• _Required action_: Leave the pictures out and restate each entry below word for word.

• _Data supplied_:

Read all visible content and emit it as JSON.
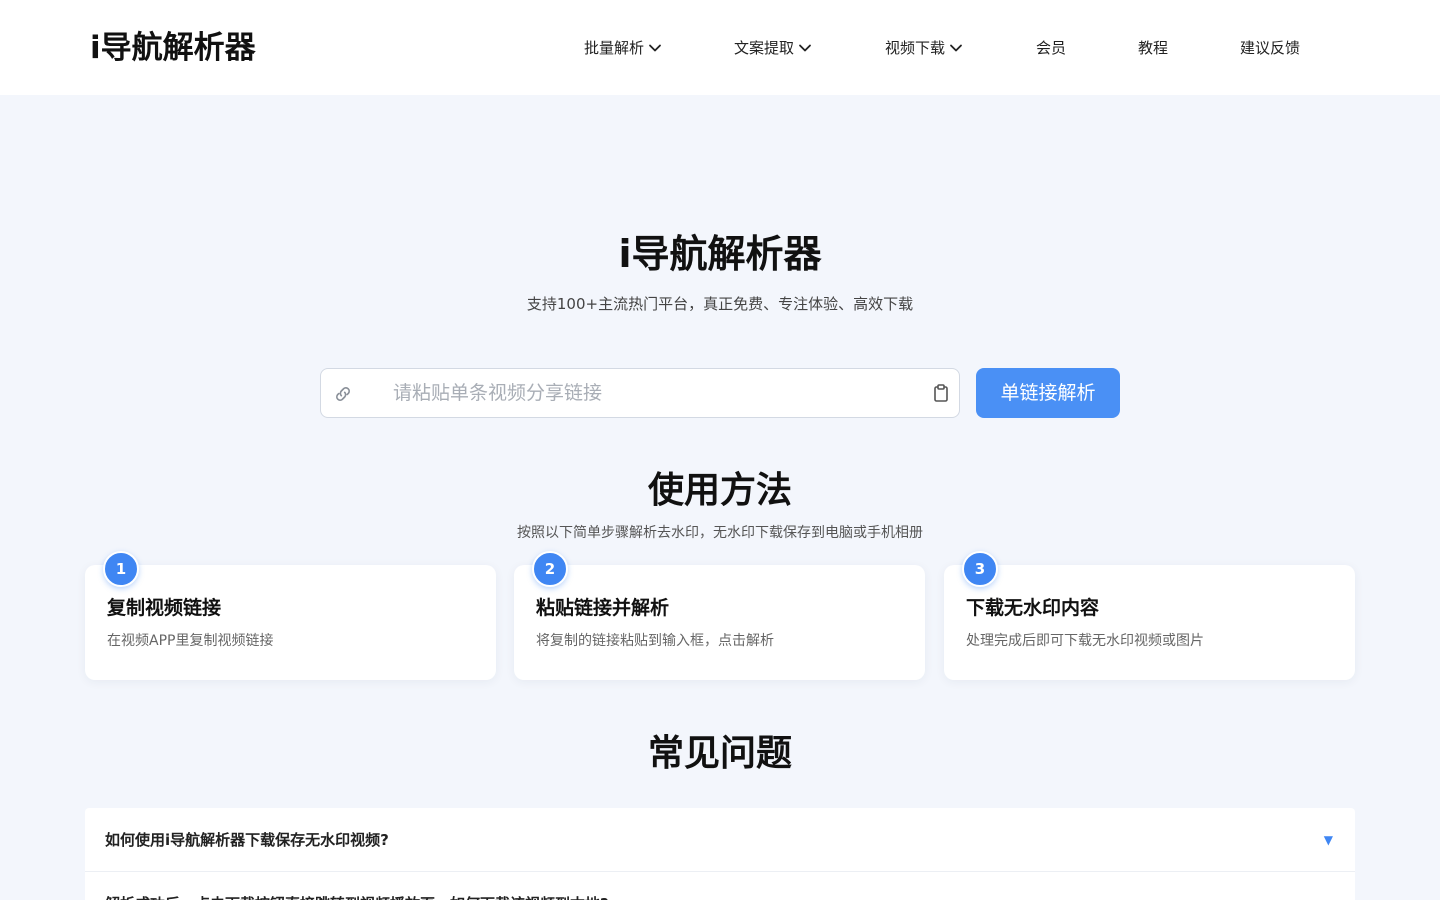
{
  "header": {
    "logo": "i导航解析器",
    "nav": [
      {
        "label": "批量解析",
        "has_dropdown": true
      },
      {
        "label": "文案提取",
        "has_dropdown": true
      },
      {
        "label": "视频下载",
        "has_dropdown": true
      },
      {
        "label": "会员",
        "has_dropdown": false
      },
      {
        "label": "教程",
        "has_dropdown": false
      },
      {
        "label": "建议反馈",
        "has_dropdown": false
      }
    ]
  },
  "hero": {
    "title": "i导航解析器",
    "subtitle": "支持100+主流热门平台，真正免费、专注体验、高效下载",
    "search_placeholder": "请粘贴单条视频分享链接",
    "search_value": "",
    "button_label": "单链接解析"
  },
  "usage": {
    "title": "使用方法",
    "subtitle": "按照以下简单步骤解析去水印，无水印下载保存到电脑或手机相册",
    "steps": [
      {
        "number": "1",
        "title": "复制视频链接",
        "desc": "在视频APP里复制视频链接"
      },
      {
        "number": "2",
        "title": "粘贴链接并解析",
        "desc": "将复制的链接粘贴到输入框，点击解析"
      },
      {
        "number": "3",
        "title": "下载无水印内容",
        "desc": "处理完成后即可下载无水印视频或图片"
      }
    ]
  },
  "faq": {
    "title": "常见问题",
    "items": [
      {
        "question": "如何使用i导航解析器下载保存无水印视频?",
        "arrow": "▼"
      },
      {
        "question": "解析成功后，点击下载按钮直接跳转到视频播放页，如何下载该视频到本地?",
        "arrow": "▼"
      }
    ]
  },
  "colors": {
    "accent": "#4a90f5",
    "badge": "#3f86f3",
    "page_bg": "#f3f6fc"
  }
}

• _Written reply_:
Read all visible content and emit it as JSON.
{
  "header": {
    "logo": "i导航解析器",
    "nav": [
      {
        "label": "批量解析",
        "has_dropdown": true
      },
      {
        "label": "文案提取",
        "has_dropdown": true
      },
      {
        "label": "视频下载",
        "has_dropdown": true
      },
      {
        "label": "会员",
        "has_dropdown": false
      },
      {
        "label": "教程",
        "has_dropdown": false
      },
      {
        "label": "建议反馈",
        "has_dropdown": false
      }
    ]
  },
  "hero": {
    "title": "i导航解析器",
    "subtitle": "支持100+主流热门平台，真正免费、专注体验、高效下载",
    "search_placeholder": "请粘贴单条视频分享链接",
    "search_value": "",
    "button_label": "单链接解析"
  },
  "usage": {
    "title": "使用方法",
    "subtitle": "按照以下简单步骤解析去水印，无水印下载保存到电脑或手机相册",
    "steps": [
      {
        "number": "1",
        "title": "复制视频链接",
        "desc": "在视频APP里复制视频链接"
      },
      {
        "number": "2",
        "title": "粘贴链接并解析",
        "desc": "将复制的链接粘贴到输入框，点击解析"
      },
      {
        "number": "3",
        "title": "下载无水印内容",
        "desc": "处理完成后即可下载无水印视频或图片"
      }
    ]
  },
  "faq": {
    "title": "常见问题",
    "items": [
      {
        "question": "如何使用i导航解析器下载保存无水印视频?",
        "arrow": "▼"
      },
      {
        "question": "解析成功后，点击下载按钮直接跳转到视频播放页，如何下载该视频到本地?",
        "arrow": "▼"
      }
    ]
  },
  "colors": {
    "accent": "#4a90f5",
    "badge": "#3f86f3",
    "page_bg": "#f3f6fc"
  }
}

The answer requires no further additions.